→ ASSIGNED TASK
Locate the word "libros" in the material, then show every line that holds it.

■ ■ ■

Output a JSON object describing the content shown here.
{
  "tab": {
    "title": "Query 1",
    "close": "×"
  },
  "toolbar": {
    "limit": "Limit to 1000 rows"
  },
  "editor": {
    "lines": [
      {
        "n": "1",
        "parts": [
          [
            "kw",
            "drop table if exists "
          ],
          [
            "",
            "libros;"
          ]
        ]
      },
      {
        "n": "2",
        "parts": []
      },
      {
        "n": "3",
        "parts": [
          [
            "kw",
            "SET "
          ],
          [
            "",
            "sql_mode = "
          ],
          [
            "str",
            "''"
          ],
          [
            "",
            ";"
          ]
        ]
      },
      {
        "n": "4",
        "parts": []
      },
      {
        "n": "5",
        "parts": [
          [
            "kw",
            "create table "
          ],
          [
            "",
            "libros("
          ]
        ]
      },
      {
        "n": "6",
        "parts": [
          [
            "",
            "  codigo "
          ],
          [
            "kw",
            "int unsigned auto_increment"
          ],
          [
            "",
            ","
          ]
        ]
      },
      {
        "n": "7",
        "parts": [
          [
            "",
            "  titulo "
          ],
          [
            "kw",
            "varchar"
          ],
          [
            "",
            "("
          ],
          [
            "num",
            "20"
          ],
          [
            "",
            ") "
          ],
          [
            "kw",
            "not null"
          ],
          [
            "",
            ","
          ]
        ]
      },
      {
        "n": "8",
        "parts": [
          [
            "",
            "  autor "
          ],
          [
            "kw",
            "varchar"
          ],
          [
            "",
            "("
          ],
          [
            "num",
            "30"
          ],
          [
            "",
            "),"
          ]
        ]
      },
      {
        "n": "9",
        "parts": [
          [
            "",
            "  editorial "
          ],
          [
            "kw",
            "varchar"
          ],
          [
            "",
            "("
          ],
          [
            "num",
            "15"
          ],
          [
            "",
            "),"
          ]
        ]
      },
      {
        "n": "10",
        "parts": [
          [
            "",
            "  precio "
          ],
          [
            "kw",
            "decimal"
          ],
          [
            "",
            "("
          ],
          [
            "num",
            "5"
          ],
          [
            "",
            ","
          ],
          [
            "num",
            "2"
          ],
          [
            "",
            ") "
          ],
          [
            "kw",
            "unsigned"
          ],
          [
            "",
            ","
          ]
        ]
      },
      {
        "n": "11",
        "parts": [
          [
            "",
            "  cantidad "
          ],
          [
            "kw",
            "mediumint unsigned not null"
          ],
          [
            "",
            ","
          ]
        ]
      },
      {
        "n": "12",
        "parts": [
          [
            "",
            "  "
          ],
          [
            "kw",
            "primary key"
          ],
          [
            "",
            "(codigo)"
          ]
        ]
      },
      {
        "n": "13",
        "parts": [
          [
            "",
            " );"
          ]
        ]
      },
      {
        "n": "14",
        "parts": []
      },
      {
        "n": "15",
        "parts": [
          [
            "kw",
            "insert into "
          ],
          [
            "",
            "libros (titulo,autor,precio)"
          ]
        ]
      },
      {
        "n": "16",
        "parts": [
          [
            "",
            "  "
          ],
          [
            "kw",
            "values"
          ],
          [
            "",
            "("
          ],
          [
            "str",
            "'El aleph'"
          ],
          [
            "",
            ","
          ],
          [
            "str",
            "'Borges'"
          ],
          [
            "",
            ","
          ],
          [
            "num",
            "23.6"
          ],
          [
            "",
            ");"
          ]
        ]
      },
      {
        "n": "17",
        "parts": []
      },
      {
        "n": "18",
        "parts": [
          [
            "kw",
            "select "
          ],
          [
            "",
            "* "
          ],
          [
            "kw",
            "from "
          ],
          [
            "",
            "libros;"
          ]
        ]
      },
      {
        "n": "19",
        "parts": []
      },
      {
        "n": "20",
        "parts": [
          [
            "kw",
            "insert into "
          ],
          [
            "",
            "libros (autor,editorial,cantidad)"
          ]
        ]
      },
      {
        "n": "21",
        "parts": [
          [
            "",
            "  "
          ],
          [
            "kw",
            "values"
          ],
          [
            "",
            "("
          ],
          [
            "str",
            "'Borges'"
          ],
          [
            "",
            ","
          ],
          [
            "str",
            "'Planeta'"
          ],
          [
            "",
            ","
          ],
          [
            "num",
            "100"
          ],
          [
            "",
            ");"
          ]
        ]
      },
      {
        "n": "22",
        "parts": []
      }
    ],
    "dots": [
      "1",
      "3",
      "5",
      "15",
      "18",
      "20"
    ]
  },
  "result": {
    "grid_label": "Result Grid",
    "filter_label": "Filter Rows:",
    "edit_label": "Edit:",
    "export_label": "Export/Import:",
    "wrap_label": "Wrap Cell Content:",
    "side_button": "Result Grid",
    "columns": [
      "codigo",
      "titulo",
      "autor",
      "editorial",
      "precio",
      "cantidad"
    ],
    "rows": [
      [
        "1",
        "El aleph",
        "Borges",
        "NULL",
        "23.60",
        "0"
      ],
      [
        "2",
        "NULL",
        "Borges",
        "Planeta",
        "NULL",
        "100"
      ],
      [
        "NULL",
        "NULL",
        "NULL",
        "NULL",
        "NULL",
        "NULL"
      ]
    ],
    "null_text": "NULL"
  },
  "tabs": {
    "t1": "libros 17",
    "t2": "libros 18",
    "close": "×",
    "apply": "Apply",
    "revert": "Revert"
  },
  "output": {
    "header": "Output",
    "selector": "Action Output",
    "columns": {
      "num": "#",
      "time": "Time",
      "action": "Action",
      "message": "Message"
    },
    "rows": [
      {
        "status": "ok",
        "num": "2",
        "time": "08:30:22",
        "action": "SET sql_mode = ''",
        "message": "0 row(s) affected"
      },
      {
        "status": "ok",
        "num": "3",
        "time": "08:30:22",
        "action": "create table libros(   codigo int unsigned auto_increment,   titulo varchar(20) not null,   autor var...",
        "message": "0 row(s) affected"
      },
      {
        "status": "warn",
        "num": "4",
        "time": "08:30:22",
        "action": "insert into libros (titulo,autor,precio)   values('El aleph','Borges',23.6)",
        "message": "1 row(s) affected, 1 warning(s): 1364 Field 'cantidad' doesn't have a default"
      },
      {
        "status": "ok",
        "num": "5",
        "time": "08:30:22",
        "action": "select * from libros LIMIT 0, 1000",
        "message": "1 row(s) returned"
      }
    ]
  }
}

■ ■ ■

→ ANSWER SPACE
            "libros;"
            "libros("
            "libros (titulo,autor,precio)"
            "libros;"
            "libros (autor,editorial,cantidad)"
    "t1": "libros 17",
    "t2": "libros 18",
        "action": "create table libros(   codigo int unsigned auto_increment,   titulo varchar(20) not null,   autor var...",
        "action": "insert into libros (titulo,autor,precio)   values('El aleph','Borges',23.6)",
        "action": "select * from libros LIMIT 0, 1000",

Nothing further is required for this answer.